[Interface dataset entries]
= = = =

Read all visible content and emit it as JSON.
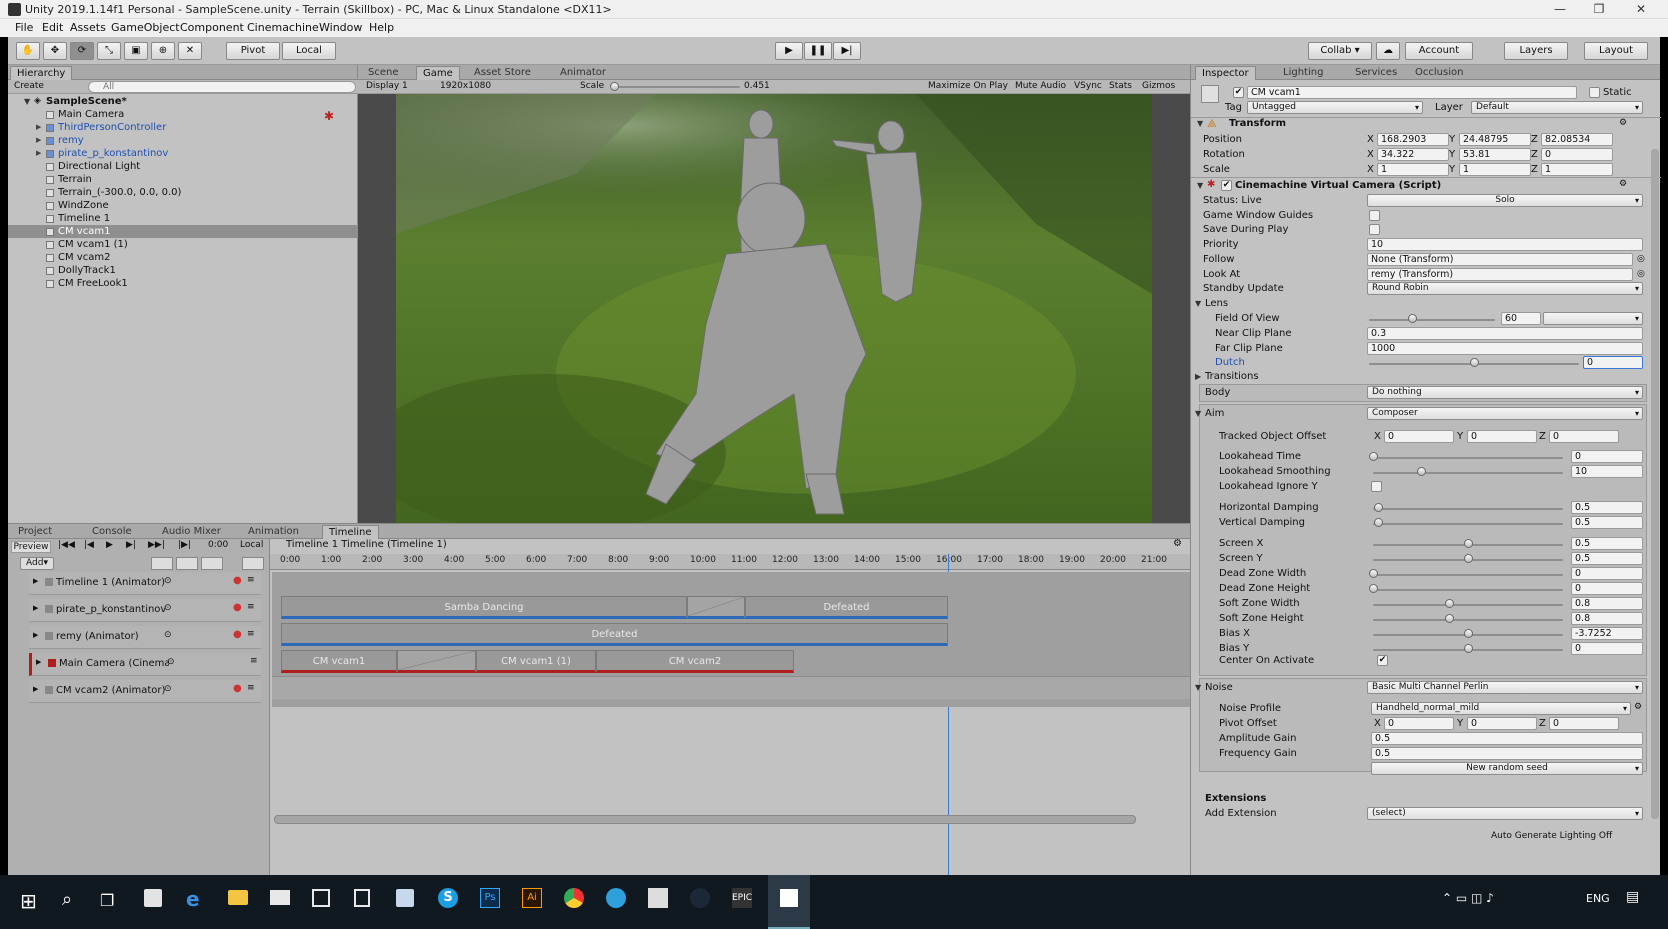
{
  "window": {
    "title": "Unity 2019.1.14f1 Personal - SampleScene.unity - Terrain (Skillbox) - PC, Mac & Linux Standalone <DX11>",
    "minimize": "—",
    "maximize": "❐",
    "close": "✕"
  },
  "menu": [
    "File",
    "Edit",
    "Assets",
    "GameObject",
    "Component",
    "Cinemachine",
    "Window",
    "Help"
  ],
  "toolbar": {
    "pivot": "Pivot",
    "local": "Local",
    "collab": "Collab ▾",
    "account": "Account",
    "layers": "Layers",
    "layout": "Layout"
  },
  "hierarchy": {
    "tab": "Hierarchy",
    "create": "Create",
    "search_placeholder": "All",
    "scene": "SampleScene*",
    "items": [
      {
        "label": "Main Camera",
        "color": "#111"
      },
      {
        "label": "ThirdPersonController",
        "color": "#1e4fb0"
      },
      {
        "label": "remy",
        "color": "#1e4fb0"
      },
      {
        "label": "pirate_p_konstantinov",
        "color": "#1e4fb0"
      },
      {
        "label": "Directional Light",
        "color": "#111"
      },
      {
        "label": "Terrain",
        "color": "#111"
      },
      {
        "label": "Terrain_(-300.0, 0.0, 0.0)",
        "color": "#111"
      },
      {
        "label": "WindZone",
        "color": "#111"
      },
      {
        "label": "Timeline 1",
        "color": "#111"
      },
      {
        "label": "CM vcam1",
        "color": "#111"
      },
      {
        "label": "CM vcam1 (1)",
        "color": "#111"
      },
      {
        "label": "CM vcam2",
        "color": "#111"
      },
      {
        "label": "DollyTrack1",
        "color": "#111"
      },
      {
        "label": "CM FreeLook1",
        "color": "#111"
      }
    ]
  },
  "center_tabs": [
    "Scene",
    "Game",
    "Asset Store",
    "Animator"
  ],
  "game_bar": {
    "display": "Display 1",
    "resolution": "1920x1080",
    "scale_label": "Scale",
    "scale_value": "0.451",
    "maximize": "Maximize On Play",
    "mute": "Mute Audio",
    "vsync": "VSync",
    "stats": "Stats",
    "gizmos": "Gizmos"
  },
  "bottom_tabs": [
    "Project",
    "Console",
    "Audio Mixer",
    "Animation",
    "Timeline"
  ],
  "timeline": {
    "preview": "Preview",
    "time": "0:00",
    "local": "Local",
    "add": "Add▾",
    "title": "Timeline 1 Timeline (Timeline 1)",
    "ruler": [
      "0:00",
      "1:00",
      "2:00",
      "3:00",
      "4:00",
      "5:00",
      "6:00",
      "7:00",
      "8:00",
      "9:00",
      "10:00",
      "11:00",
      "12:00",
      "13:00",
      "14:00",
      "15:00",
      "16:00",
      "17:00",
      "18:00",
      "19:00",
      "20:00",
      "21:00"
    ],
    "tracks": [
      {
        "label": "Timeline 1 (Animator)"
      },
      {
        "label": "pirate_p_konstantinov"
      },
      {
        "label": "remy (Animator)"
      },
      {
        "label": "Main Camera (Cinema"
      },
      {
        "label": "CM vcam2 (Animator)"
      }
    ],
    "clips": {
      "samba": "Samba Dancing",
      "defeated1": "Defeated",
      "defeated2": "Defeated",
      "cm1": "CM vcam1",
      "cm11": "CM vcam1 (1)",
      "cm2": "CM vcam2"
    }
  },
  "inspector": {
    "tabs": [
      "Inspector",
      "Lighting",
      "Services",
      "Occlusion"
    ],
    "object_name": "CM vcam1",
    "static": "Static",
    "tag_label": "Tag",
    "tag": "Untagged",
    "layer_label": "Layer",
    "layer": "Default",
    "transform": {
      "title": "Transform",
      "position": {
        "label": "Position",
        "x": "168.2903",
        "y": "24.48795",
        "z": "82.08534"
      },
      "rotation": {
        "label": "Rotation",
        "x": "34.322",
        "y": "53.81",
        "z": "0"
      },
      "scale": {
        "label": "Scale",
        "x": "1",
        "y": "1",
        "z": "1"
      }
    },
    "vcam": {
      "title": "Cinemachine Virtual Camera (Script)",
      "status": "Status: Live",
      "solo": "Solo",
      "game_window_guides": "Game Window Guides",
      "save_during_play": "Save During Play",
      "priority_label": "Priority",
      "priority": "10",
      "follow_label": "Follow",
      "follow": "None (Transform)",
      "lookat_label": "Look At",
      "lookat": "remy (Transform)",
      "standby_label": "Standby Update",
      "standby": "Round Robin",
      "lens": "Lens",
      "fov_label": "Field Of View",
      "fov": "60",
      "fov_frac": 0.34,
      "near_label": "Near Clip Plane",
      "near": "0.3",
      "far_label": "Far Clip Plane",
      "far": "1000",
      "dutch_label": "Dutch",
      "dutch": "0",
      "dutch_frac": 0.5,
      "transitions": "Transitions",
      "body_label": "Body",
      "body": "Do nothing",
      "aim_label": "Aim",
      "aim": "Composer",
      "tracked_offset": {
        "label": "Tracked Object Offset",
        "x": "0",
        "y": "0",
        "z": "0"
      },
      "aim_params": [
        {
          "label": "Lookahead Time",
          "value": "0",
          "frac": 0.0
        },
        {
          "label": "Lookahead Smoothing",
          "value": "10",
          "frac": 0.25
        },
        {
          "label": "Lookahead Ignore Y",
          "check": true
        },
        {
          "label": "Horizontal Damping",
          "value": "0.5",
          "frac": 0.025
        },
        {
          "label": "Vertical Damping",
          "value": "0.5",
          "frac": 0.025
        },
        {
          "label": "Screen X",
          "value": "0.5",
          "frac": 0.5
        },
        {
          "label": "Screen Y",
          "value": "0.5",
          "frac": 0.5
        },
        {
          "label": "Dead Zone Width",
          "value": "0",
          "frac": 0.0
        },
        {
          "label": "Dead Zone Height",
          "value": "0",
          "frac": 0.0
        },
        {
          "label": "Soft Zone Width",
          "value": "0.8",
          "frac": 0.4
        },
        {
          "label": "Soft Zone Height",
          "value": "0.8",
          "frac": 0.4
        },
        {
          "label": "Bias X",
          "value": "-3.7252",
          "frac": 0.5
        },
        {
          "label": "Bias Y",
          "value": "0",
          "frac": 0.5
        }
      ],
      "center_on_activate": "Center On Activate",
      "noise_label": "Noise",
      "noise": "Basic Multi Channel Perlin",
      "noise_profile_label": "Noise Profile",
      "noise_profile": "Handheld_normal_mild",
      "pivot_offset": {
        "label": "Pivot Offset",
        "x": "0",
        "y": "0",
        "z": "0"
      },
      "amplitude_label": "Amplitude Gain",
      "amplitude": "0.5",
      "frequency_label": "Frequency Gain",
      "frequency": "0.5",
      "new_seed": "New random seed",
      "extensions": "Extensions",
      "add_extension_label": "Add Extension",
      "add_extension": "(select)"
    }
  },
  "status": "Auto Generate Lighting Off",
  "taskbar": {
    "lang": "ENG"
  }
}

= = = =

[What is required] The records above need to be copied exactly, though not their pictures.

[Solution below]
Read all visible content and emit it as JSON.
{
  "window": {
    "title": "Unity 2019.1.14f1 Personal - SampleScene.unity - Terrain (Skillbox) - PC, Mac & Linux Standalone <DX11>",
    "minimize": "—",
    "maximize": "❐",
    "close": "✕"
  },
  "menu": [
    "File",
    "Edit",
    "Assets",
    "GameObject",
    "Component",
    "Cinemachine",
    "Window",
    "Help"
  ],
  "toolbar": {
    "pivot": "Pivot",
    "local": "Local",
    "collab": "Collab ▾",
    "account": "Account",
    "layers": "Layers",
    "layout": "Layout"
  },
  "hierarchy": {
    "tab": "Hierarchy",
    "create": "Create",
    "search_placeholder": "All",
    "scene": "SampleScene*",
    "items": [
      {
        "label": "Main Camera",
        "color": "#111"
      },
      {
        "label": "ThirdPersonController",
        "color": "#1e4fb0"
      },
      {
        "label": "remy",
        "color": "#1e4fb0"
      },
      {
        "label": "pirate_p_konstantinov",
        "color": "#1e4fb0"
      },
      {
        "label": "Directional Light",
        "color": "#111"
      },
      {
        "label": "Terrain",
        "color": "#111"
      },
      {
        "label": "Terrain_(-300.0, 0.0, 0.0)",
        "color": "#111"
      },
      {
        "label": "WindZone",
        "color": "#111"
      },
      {
        "label": "Timeline 1",
        "color": "#111"
      },
      {
        "label": "CM vcam1",
        "color": "#111"
      },
      {
        "label": "CM vcam1 (1)",
        "color": "#111"
      },
      {
        "label": "CM vcam2",
        "color": "#111"
      },
      {
        "label": "DollyTrack1",
        "color": "#111"
      },
      {
        "label": "CM FreeLook1",
        "color": "#111"
      }
    ]
  },
  "center_tabs": [
    "Scene",
    "Game",
    "Asset Store",
    "Animator"
  ],
  "game_bar": {
    "display": "Display 1",
    "resolution": "1920x1080",
    "scale_label": "Scale",
    "scale_value": "0.451",
    "maximize": "Maximize On Play",
    "mute": "Mute Audio",
    "vsync": "VSync",
    "stats": "Stats",
    "gizmos": "Gizmos"
  },
  "bottom_tabs": [
    "Project",
    "Console",
    "Audio Mixer",
    "Animation",
    "Timeline"
  ],
  "timeline": {
    "preview": "Preview",
    "time": "0:00",
    "local": "Local",
    "add": "Add▾",
    "title": "Timeline 1 Timeline (Timeline 1)",
    "ruler": [
      "0:00",
      "1:00",
      "2:00",
      "3:00",
      "4:00",
      "5:00",
      "6:00",
      "7:00",
      "8:00",
      "9:00",
      "10:00",
      "11:00",
      "12:00",
      "13:00",
      "14:00",
      "15:00",
      "16:00",
      "17:00",
      "18:00",
      "19:00",
      "20:00",
      "21:00"
    ],
    "tracks": [
      {
        "label": "Timeline 1 (Animator)"
      },
      {
        "label": "pirate_p_konstantinov"
      },
      {
        "label": "remy (Animator)"
      },
      {
        "label": "Main Camera (Cinema"
      },
      {
        "label": "CM vcam2 (Animator)"
      }
    ],
    "clips": {
      "samba": "Samba Dancing",
      "defeated1": "Defeated",
      "defeated2": "Defeated",
      "cm1": "CM vcam1",
      "cm11": "CM vcam1 (1)",
      "cm2": "CM vcam2"
    }
  },
  "inspector": {
    "tabs": [
      "Inspector",
      "Lighting",
      "Services",
      "Occlusion"
    ],
    "object_name": "CM vcam1",
    "static": "Static",
    "tag_label": "Tag",
    "tag": "Untagged",
    "layer_label": "Layer",
    "layer": "Default",
    "transform": {
      "title": "Transform",
      "position": {
        "label": "Position",
        "x": "168.2903",
        "y": "24.48795",
        "z": "82.08534"
      },
      "rotation": {
        "label": "Rotation",
        "x": "34.322",
        "y": "53.81",
        "z": "0"
      },
      "scale": {
        "label": "Scale",
        "x": "1",
        "y": "1",
        "z": "1"
      }
    },
    "vcam": {
      "title": "Cinemachine Virtual Camera (Script)",
      "status": "Status: Live",
      "solo": "Solo",
      "game_window_guides": "Game Window Guides",
      "save_during_play": "Save During Play",
      "priority_label": "Priority",
      "priority": "10",
      "follow_label": "Follow",
      "follow": "None (Transform)",
      "lookat_label": "Look At",
      "lookat": "remy (Transform)",
      "standby_label": "Standby Update",
      "standby": "Round Robin",
      "lens": "Lens",
      "fov_label": "Field Of View",
      "fov": "60",
      "fov_frac": 0.34,
      "near_label": "Near Clip Plane",
      "near": "0.3",
      "far_label": "Far Clip Plane",
      "far": "1000",
      "dutch_label": "Dutch",
      "dutch": "0",
      "dutch_frac": 0.5,
      "transitions": "Transitions",
      "body_label": "Body",
      "body": "Do nothing",
      "aim_label": "Aim",
      "aim": "Composer",
      "tracked_offset": {
        "label": "Tracked Object Offset",
        "x": "0",
        "y": "0",
        "z": "0"
      },
      "aim_params": [
        {
          "label": "Lookahead Time",
          "value": "0",
          "frac": 0.0
        },
        {
          "label": "Lookahead Smoothing",
          "value": "10",
          "frac": 0.25
        },
        {
          "label": "Lookahead Ignore Y",
          "check": true
        },
        {
          "label": "Horizontal Damping",
          "value": "0.5",
          "frac": 0.025
        },
        {
          "label": "Vertical Damping",
          "value": "0.5",
          "frac": 0.025
        },
        {
          "label": "Screen X",
          "value": "0.5",
          "frac": 0.5
        },
        {
          "label": "Screen Y",
          "value": "0.5",
          "frac": 0.5
        },
        {
          "label": "Dead Zone Width",
          "value": "0",
          "frac": 0.0
        },
        {
          "label": "Dead Zone Height",
          "value": "0",
          "frac": 0.0
        },
        {
          "label": "Soft Zone Width",
          "value": "0.8",
          "frac": 0.4
        },
        {
          "label": "Soft Zone Height",
          "value": "0.8",
          "frac": 0.4
        },
        {
          "label": "Bias X",
          "value": "-3.7252",
          "frac": 0.5
        },
        {
          "label": "Bias Y",
          "value": "0",
          "frac": 0.5
        }
      ],
      "center_on_activate": "Center On Activate",
      "noise_label": "Noise",
      "noise": "Basic Multi Channel Perlin",
      "noise_profile_label": "Noise Profile",
      "noise_profile": "Handheld_normal_mild",
      "pivot_offset": {
        "label": "Pivot Offset",
        "x": "0",
        "y": "0",
        "z": "0"
      },
      "amplitude_label": "Amplitude Gain",
      "amplitude": "0.5",
      "frequency_label": "Frequency Gain",
      "frequency": "0.5",
      "new_seed": "New random seed",
      "extensions": "Extensions",
      "add_extension_label": "Add Extension",
      "add_extension": "(select)"
    }
  },
  "status": "Auto Generate Lighting Off",
  "taskbar": {
    "lang": "ENG"
  }
}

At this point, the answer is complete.